I just can’t stop checking the level 2 forum, as if by habitually checking in everyday I’ll increase my score on last Saturday’s exam…I refrain from checking my ‘answers’ since I’m not wanting to freak myself out! Besides, I fail to comprehend how anyone can remember the majority of their answers to the 120 questions… attended a conference at work today and as a colleague reached for a chocolate muffin I muttered that he made a good extraction…market extraction…WTF??? what’s happening to me? Have I ate, slept the CFA program for too long?? Crikey!! It’s bliss not having to study though, I’ve got time to procrastinate over the simple things again: - spending quality time with my better half without thinking of FSA/Equity/BSM everytime she opens her mouth lol; - cooking dinner and not feeling guilty for taking more than 15mins to do so; - finding that my guitar hasn’t disappeared, it’s still in the corner of my living room; - shall I go surfing this weekend instead of reading Defined Benefit Pension accounting… This summer is going to be sweet…I reckon life throws these obstacles in your path deliberately: the sweet wouldn’t be so without the sour…
One reason why only 1/5 complete the program is that there is often no incentive to finish it, but there is a strong incentive to start it. For a finance professional early in their career with little experience simply signing up for the CFA program and sitting the first exam can be enough to win a promotion. It demonstrates “seriousness” and so on, for someone who has little else to put on their resume. Having won the early promotions, and established themselves in their careers, many then see much less value in completing the program, as they have the experience necessary to win the jobs they are seeking. None of this is to denigrate the program. In fact, were it not valued then signing up for it wouldn’t offer an early advantage. What I am really saying is that the number of people who do not complete the program isn’t any measure of how hard it is or of its value–there are screwy incentives causing that result. from a comment on the Economist… hits it on the head

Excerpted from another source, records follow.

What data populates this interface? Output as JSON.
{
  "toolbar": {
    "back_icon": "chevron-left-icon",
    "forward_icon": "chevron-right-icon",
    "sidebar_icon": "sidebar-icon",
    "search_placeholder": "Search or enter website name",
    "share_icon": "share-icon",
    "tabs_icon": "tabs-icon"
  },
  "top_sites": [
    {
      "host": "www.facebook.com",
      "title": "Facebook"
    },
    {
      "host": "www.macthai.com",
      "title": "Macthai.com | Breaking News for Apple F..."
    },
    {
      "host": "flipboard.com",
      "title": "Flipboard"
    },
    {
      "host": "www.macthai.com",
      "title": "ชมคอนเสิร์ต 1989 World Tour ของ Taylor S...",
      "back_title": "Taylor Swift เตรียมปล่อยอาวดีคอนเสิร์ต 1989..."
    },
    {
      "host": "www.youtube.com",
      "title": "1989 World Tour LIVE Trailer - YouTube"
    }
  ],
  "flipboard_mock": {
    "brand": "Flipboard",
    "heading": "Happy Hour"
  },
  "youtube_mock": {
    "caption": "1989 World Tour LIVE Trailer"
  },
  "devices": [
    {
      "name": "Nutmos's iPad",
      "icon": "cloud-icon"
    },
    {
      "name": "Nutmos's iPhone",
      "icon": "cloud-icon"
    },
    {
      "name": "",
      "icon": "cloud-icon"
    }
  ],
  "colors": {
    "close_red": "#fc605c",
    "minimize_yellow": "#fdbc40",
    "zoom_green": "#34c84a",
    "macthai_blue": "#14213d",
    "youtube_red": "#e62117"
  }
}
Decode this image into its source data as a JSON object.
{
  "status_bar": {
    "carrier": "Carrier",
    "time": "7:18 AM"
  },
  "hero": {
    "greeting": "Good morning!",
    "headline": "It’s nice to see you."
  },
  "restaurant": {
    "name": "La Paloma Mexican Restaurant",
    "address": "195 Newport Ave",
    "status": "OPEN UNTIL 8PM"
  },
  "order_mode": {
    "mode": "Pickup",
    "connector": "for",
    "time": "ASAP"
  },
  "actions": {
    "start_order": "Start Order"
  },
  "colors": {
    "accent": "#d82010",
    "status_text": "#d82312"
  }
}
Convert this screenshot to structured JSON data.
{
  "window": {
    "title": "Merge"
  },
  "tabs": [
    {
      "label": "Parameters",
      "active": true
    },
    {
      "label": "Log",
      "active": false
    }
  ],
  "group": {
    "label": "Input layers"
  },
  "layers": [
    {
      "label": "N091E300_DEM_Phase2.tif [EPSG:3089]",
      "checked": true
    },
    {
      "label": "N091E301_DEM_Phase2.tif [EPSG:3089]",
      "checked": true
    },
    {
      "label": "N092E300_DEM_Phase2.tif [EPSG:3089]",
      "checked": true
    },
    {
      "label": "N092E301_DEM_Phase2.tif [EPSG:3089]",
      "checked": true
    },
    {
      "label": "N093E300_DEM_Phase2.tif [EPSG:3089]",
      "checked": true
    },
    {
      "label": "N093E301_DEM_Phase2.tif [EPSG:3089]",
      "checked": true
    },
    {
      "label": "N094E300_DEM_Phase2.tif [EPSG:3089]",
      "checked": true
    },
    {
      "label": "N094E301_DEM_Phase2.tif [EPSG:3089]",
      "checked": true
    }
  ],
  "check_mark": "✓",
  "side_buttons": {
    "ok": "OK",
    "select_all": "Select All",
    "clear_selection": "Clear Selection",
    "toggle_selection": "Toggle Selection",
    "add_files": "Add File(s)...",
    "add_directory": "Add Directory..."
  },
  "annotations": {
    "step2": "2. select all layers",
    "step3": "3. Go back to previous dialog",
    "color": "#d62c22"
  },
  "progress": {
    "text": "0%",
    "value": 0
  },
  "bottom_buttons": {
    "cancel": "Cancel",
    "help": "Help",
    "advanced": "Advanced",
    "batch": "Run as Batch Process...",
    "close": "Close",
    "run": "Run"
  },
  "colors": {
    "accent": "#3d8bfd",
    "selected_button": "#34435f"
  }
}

For me, checking AF so soon after the exam was a big mistake. On Sunday night after finding out I went 0 for 15 or so with the questions I guessed on, I first felt shocked and then grudgingly accepted that I may not have passed. This feeling is really crappy, and knowing that it won’t lift until at least the end of August makes it worse. Now I keep coming back to check AF because like many of you, for the past 6 months I aliented myself from the outside world and now AF is the only home I know.
I just checked this forum for the first time today. I knew from last year to wait a few days at least for my mental health benefit.